─── Provided entries ───
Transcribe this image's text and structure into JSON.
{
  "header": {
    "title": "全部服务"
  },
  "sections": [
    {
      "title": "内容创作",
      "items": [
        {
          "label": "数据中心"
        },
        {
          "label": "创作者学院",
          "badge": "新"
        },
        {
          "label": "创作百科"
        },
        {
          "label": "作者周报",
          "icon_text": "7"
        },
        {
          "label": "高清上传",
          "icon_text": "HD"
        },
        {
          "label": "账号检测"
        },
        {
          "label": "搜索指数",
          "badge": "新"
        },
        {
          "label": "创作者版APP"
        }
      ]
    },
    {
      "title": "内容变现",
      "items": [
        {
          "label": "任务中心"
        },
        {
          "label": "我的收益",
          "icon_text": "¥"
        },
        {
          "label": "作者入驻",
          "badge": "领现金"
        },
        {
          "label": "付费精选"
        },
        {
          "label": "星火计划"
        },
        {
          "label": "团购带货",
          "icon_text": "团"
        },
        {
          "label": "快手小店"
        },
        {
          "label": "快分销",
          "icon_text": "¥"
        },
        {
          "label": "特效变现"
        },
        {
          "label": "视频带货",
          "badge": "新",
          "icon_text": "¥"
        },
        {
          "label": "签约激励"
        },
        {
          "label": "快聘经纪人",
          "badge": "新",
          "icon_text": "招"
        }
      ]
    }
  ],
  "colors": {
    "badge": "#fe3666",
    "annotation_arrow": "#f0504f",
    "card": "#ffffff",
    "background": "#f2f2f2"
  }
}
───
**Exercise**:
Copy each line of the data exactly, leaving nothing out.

**Task result**:
Transcribe this image's text and structure into JSON.
{
  "header": {
    "title": "全部服务"
  },
  "sections": [
    {
      "title": "内容创作",
      "items": [
        {
          "label": "数据中心"
        },
        {
          "label": "创作者学院",
          "badge": "新"
        },
        {
          "label": "创作百科"
        },
        {
          "label": "作者周报",
          "icon_text": "7"
        },
        {
          "label": "高清上传",
          "icon_text": "HD"
        },
        {
          "label": "账号检测"
        },
        {
          "label": "搜索指数",
          "badge": "新"
        },
        {
          "label": "创作者版APP"
        }
      ]
    },
    {
      "title": "内容变现",
      "items": [
        {
          "label": "任务中心"
        },
        {
          "label": "我的收益",
          "icon_text": "¥"
        },
        {
          "label": "作者入驻",
          "badge": "领现金"
        },
        {
          "label": "付费精选"
        },
        {
          "label": "星火计划"
        },
        {
          "label": "团购带货",
          "icon_text": "团"
        },
        {
          "label": "快手小店"
        },
        {
          "label": "快分销",
          "icon_text": "¥"
        },
        {
          "label": "特效变现"
        },
        {
          "label": "视频带货",
          "badge": "新",
          "icon_text": "¥"
        },
        {
          "label": "签约激励"
        },
        {
          "label": "快聘经纪人",
          "badge": "新",
          "icon_text": "招"
        }
      ]
    }
  ],
  "colors": {
    "badge": "#fe3666",
    "annotation_arrow": "#f0504f",
    "card": "#ffffff",
    "background": "#f2f2f2"
  }
}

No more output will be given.